- [Exercise prompt] Reproduce the whole listing, character for character.

- [Records supplied]
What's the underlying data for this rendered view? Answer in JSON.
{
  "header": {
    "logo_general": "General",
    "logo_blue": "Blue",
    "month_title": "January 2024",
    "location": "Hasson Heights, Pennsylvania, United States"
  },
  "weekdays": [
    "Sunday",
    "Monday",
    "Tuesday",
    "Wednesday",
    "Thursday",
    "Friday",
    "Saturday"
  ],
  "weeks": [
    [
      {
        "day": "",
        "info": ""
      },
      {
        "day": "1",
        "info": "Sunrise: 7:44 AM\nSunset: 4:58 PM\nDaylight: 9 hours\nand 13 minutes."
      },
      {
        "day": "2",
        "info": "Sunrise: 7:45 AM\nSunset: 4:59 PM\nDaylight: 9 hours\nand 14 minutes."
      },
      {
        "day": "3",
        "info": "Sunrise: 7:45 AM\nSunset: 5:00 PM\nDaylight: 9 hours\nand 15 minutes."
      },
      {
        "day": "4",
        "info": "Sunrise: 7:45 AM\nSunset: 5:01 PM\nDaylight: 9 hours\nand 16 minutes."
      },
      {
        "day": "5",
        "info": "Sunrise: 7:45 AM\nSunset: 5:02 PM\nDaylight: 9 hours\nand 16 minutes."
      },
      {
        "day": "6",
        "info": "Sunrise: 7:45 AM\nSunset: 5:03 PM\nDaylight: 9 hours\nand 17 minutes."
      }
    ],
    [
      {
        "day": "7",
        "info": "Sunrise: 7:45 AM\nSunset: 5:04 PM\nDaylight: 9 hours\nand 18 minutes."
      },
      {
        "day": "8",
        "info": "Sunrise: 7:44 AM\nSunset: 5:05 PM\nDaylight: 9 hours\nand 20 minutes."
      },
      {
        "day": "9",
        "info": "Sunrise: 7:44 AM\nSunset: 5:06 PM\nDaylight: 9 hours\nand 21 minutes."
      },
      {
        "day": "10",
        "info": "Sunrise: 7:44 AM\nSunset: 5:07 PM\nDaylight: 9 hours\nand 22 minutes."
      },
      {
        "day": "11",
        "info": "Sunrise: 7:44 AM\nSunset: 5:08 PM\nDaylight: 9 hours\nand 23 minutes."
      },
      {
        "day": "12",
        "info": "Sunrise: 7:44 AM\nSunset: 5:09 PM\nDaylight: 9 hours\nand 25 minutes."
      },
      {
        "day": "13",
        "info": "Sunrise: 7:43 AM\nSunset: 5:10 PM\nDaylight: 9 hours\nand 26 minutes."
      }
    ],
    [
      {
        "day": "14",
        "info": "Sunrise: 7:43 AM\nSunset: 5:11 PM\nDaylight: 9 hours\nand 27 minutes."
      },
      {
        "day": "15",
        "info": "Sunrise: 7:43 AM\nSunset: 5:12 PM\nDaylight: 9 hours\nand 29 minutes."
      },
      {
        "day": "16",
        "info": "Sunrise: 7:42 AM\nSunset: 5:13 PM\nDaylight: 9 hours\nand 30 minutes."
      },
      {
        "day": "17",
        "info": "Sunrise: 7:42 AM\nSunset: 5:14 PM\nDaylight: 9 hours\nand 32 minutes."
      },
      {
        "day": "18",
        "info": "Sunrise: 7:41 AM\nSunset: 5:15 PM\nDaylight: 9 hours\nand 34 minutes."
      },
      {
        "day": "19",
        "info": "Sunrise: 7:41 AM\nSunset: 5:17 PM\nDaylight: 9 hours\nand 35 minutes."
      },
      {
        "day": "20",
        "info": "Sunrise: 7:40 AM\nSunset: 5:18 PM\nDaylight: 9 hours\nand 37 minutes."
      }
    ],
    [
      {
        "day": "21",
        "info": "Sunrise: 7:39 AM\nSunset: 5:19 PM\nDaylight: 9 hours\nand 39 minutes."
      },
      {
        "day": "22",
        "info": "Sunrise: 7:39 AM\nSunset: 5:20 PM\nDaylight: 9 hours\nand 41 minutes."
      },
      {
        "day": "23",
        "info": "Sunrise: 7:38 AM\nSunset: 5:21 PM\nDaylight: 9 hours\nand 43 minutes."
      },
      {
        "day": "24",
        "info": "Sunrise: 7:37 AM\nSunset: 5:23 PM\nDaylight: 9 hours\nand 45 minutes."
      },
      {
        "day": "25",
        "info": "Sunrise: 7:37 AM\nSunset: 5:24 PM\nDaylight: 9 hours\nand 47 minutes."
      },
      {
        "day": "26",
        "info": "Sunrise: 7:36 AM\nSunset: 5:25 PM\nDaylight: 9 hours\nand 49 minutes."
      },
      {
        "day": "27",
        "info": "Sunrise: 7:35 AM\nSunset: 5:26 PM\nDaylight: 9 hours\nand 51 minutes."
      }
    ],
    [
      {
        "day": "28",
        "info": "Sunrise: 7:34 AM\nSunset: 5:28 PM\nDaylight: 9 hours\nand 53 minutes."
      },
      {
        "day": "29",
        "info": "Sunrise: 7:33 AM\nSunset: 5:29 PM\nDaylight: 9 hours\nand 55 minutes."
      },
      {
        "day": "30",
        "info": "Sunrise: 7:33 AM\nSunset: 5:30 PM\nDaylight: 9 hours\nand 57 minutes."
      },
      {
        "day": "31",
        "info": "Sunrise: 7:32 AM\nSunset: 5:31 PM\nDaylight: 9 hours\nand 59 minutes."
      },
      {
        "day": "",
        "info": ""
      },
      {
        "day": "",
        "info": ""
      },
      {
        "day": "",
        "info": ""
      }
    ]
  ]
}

- [Exercise solution]
What's the underlying data for this rendered view? Answer in JSON.
{
  "header": {
    "logo_general": "General",
    "logo_blue": "Blue",
    "month_title": "January 2024",
    "location": "Hasson Heights, Pennsylvania, United States"
  },
  "weekdays": [
    "Sunday",
    "Monday",
    "Tuesday",
    "Wednesday",
    "Thursday",
    "Friday",
    "Saturday"
  ],
  "weeks": [
    [
      {
        "day": "",
        "info": ""
      },
      {
        "day": "1",
        "info": "Sunrise: 7:44 AM\nSunset: 4:58 PM\nDaylight: 9 hours\nand 13 minutes."
      },
      {
        "day": "2",
        "info": "Sunrise: 7:45 AM\nSunset: 4:59 PM\nDaylight: 9 hours\nand 14 minutes."
      },
      {
        "day": "3",
        "info": "Sunrise: 7:45 AM\nSunset: 5:00 PM\nDaylight: 9 hours\nand 15 minutes."
      },
      {
        "day": "4",
        "info": "Sunrise: 7:45 AM\nSunset: 5:01 PM\nDaylight: 9 hours\nand 16 minutes."
      },
      {
        "day": "5",
        "info": "Sunrise: 7:45 AM\nSunset: 5:02 PM\nDaylight: 9 hours\nand 16 minutes."
      },
      {
        "day": "6",
        "info": "Sunrise: 7:45 AM\nSunset: 5:03 PM\nDaylight: 9 hours\nand 17 minutes."
      }
    ],
    [
      {
        "day": "7",
        "info": "Sunrise: 7:45 AM\nSunset: 5:04 PM\nDaylight: 9 hours\nand 18 minutes."
      },
      {
        "day": "8",
        "info": "Sunrise: 7:44 AM\nSunset: 5:05 PM\nDaylight: 9 hours\nand 20 minutes."
      },
      {
        "day": "9",
        "info": "Sunrise: 7:44 AM\nSunset: 5:06 PM\nDaylight: 9 hours\nand 21 minutes."
      },
      {
        "day": "10",
        "info": "Sunrise: 7:44 AM\nSunset: 5:07 PM\nDaylight: 9 hours\nand 22 minutes."
      },
      {
        "day": "11",
        "info": "Sunrise: 7:44 AM\nSunset: 5:08 PM\nDaylight: 9 hours\nand 23 minutes."
      },
      {
        "day": "12",
        "info": "Sunrise: 7:44 AM\nSunset: 5:09 PM\nDaylight: 9 hours\nand 25 minutes."
      },
      {
        "day": "13",
        "info": "Sunrise: 7:43 AM\nSunset: 5:10 PM\nDaylight: 9 hours\nand 26 minutes."
      }
    ],
    [
      {
        "day": "14",
        "info": "Sunrise: 7:43 AM\nSunset: 5:11 PM\nDaylight: 9 hours\nand 27 minutes."
      },
      {
        "day": "15",
        "info": "Sunrise: 7:43 AM\nSunset: 5:12 PM\nDaylight: 9 hours\nand 29 minutes."
      },
      {
        "day": "16",
        "info": "Sunrise: 7:42 AM\nSunset: 5:13 PM\nDaylight: 9 hours\nand 30 minutes."
      },
      {
        "day": "17",
        "info": "Sunrise: 7:42 AM\nSunset: 5:14 PM\nDaylight: 9 hours\nand 32 minutes."
      },
      {
        "day": "18",
        "info": "Sunrise: 7:41 AM\nSunset: 5:15 PM\nDaylight: 9 hours\nand 34 minutes."
      },
      {
        "day": "19",
        "info": "Sunrise: 7:41 AM\nSunset: 5:17 PM\nDaylight: 9 hours\nand 35 minutes."
      },
      {
        "day": "20",
        "info": "Sunrise: 7:40 AM\nSunset: 5:18 PM\nDaylight: 9 hours\nand 37 minutes."
      }
    ],
    [
      {
        "day": "21",
        "info": "Sunrise: 7:39 AM\nSunset: 5:19 PM\nDaylight: 9 hours\nand 39 minutes."
      },
      {
        "day": "22",
        "info": "Sunrise: 7:39 AM\nSunset: 5:20 PM\nDaylight: 9 hours\nand 41 minutes."
      },
      {
        "day": "23",
        "info": "Sunrise: 7:38 AM\nSunset: 5:21 PM\nDaylight: 9 hours\nand 43 minutes."
      },
      {
        "day": "24",
        "info": "Sunrise: 7:37 AM\nSunset: 5:23 PM\nDaylight: 9 hours\nand 45 minutes."
      },
      {
        "day": "25",
        "info": "Sunrise: 7:37 AM\nSunset: 5:24 PM\nDaylight: 9 hours\nand 47 minutes."
      },
      {
        "day": "26",
        "info": "Sunrise: 7:36 AM\nSunset: 5:25 PM\nDaylight: 9 hours\nand 49 minutes."
      },
      {
        "day": "27",
        "info": "Sunrise: 7:35 AM\nSunset: 5:26 PM\nDaylight: 9 hours\nand 51 minutes."
      }
    ],
    [
      {
        "day": "28",
        "info": "Sunrise: 7:34 AM\nSunset: 5:28 PM\nDaylight: 9 hours\nand 53 minutes."
      },
      {
        "day": "29",
        "info": "Sunrise: 7:33 AM\nSunset: 5:29 PM\nDaylight: 9 hours\nand 55 minutes."
      },
      {
        "day": "30",
        "info": "Sunrise: 7:33 AM\nSunset: 5:30 PM\nDaylight: 9 hours\nand 57 minutes."
      },
      {
        "day": "31",
        "info": "Sunrise: 7:32 AM\nSunset: 5:31 PM\nDaylight: 9 hours\nand 59 minutes."
      },
      {
        "day": "",
        "info": ""
      },
      {
        "day": "",
        "info": ""
      },
      {
        "day": "",
        "info": ""
      }
    ]
  ]
}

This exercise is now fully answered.